- YOUR OBJECTIVE
The data below should be repeated exactly and in full.

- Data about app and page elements
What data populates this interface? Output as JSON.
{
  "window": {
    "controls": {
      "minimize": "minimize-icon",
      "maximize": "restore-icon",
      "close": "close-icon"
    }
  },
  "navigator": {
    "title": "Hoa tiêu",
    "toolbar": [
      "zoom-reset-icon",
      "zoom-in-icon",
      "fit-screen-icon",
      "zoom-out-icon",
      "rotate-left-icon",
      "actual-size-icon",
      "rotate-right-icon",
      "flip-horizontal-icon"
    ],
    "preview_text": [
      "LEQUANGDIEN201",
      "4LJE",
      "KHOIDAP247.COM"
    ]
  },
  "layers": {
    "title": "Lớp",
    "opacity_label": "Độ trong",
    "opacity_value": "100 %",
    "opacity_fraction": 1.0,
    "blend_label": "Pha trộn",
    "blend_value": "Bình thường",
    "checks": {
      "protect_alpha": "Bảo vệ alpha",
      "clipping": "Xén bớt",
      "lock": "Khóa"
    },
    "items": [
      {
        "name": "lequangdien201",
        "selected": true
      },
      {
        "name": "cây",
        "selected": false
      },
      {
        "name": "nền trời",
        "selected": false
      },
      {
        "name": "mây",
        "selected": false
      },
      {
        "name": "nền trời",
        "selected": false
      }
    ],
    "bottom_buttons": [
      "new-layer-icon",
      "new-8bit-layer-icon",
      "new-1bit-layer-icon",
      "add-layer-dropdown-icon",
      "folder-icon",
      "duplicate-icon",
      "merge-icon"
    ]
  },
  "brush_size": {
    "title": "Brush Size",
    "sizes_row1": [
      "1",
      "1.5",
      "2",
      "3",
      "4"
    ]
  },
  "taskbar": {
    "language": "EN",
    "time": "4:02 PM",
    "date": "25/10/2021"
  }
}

- OUTPUT OF THE EXERCISE
What data populates this interface? Output as JSON.
{
  "window": {
    "controls": {
      "minimize": "minimize-icon",
      "maximize": "restore-icon",
      "close": "close-icon"
    }
  },
  "navigator": {
    "title": "Hoa tiêu",
    "toolbar": [
      "zoom-reset-icon",
      "zoom-in-icon",
      "fit-screen-icon",
      "zoom-out-icon",
      "rotate-left-icon",
      "actual-size-icon",
      "rotate-right-icon",
      "flip-horizontal-icon"
    ],
    "preview_text": [
      "LEQUANGDIEN201",
      "4LJE",
      "KHOIDAP247.COM"
    ]
  },
  "layers": {
    "title": "Lớp",
    "opacity_label": "Độ trong",
    "opacity_value": "100 %",
    "opacity_fraction": 1.0,
    "blend_label": "Pha trộn",
    "blend_value": "Bình thường",
    "checks": {
      "protect_alpha": "Bảo vệ alpha",
      "clipping": "Xén bớt",
      "lock": "Khóa"
    },
    "items": [
      {
        "name": "lequangdien201",
        "selected": true
      },
      {
        "name": "cây",
        "selected": false
      },
      {
        "name": "nền trời",
        "selected": false
      },
      {
        "name": "mây",
        "selected": false
      },
      {
        "name": "nền trời",
        "selected": false
      }
    ],
    "bottom_buttons": [
      "new-layer-icon",
      "new-8bit-layer-icon",
      "new-1bit-layer-icon",
      "add-layer-dropdown-icon",
      "folder-icon",
      "duplicate-icon",
      "merge-icon"
    ]
  },
  "brush_size": {
    "title": "Brush Size",
    "sizes_row1": [
      "1",
      "1.5",
      "2",
      "3",
      "4"
    ]
  },
  "taskbar": {
    "language": "EN",
    "time": "4:02 PM",
    "date": "25/10/2021"
  }
}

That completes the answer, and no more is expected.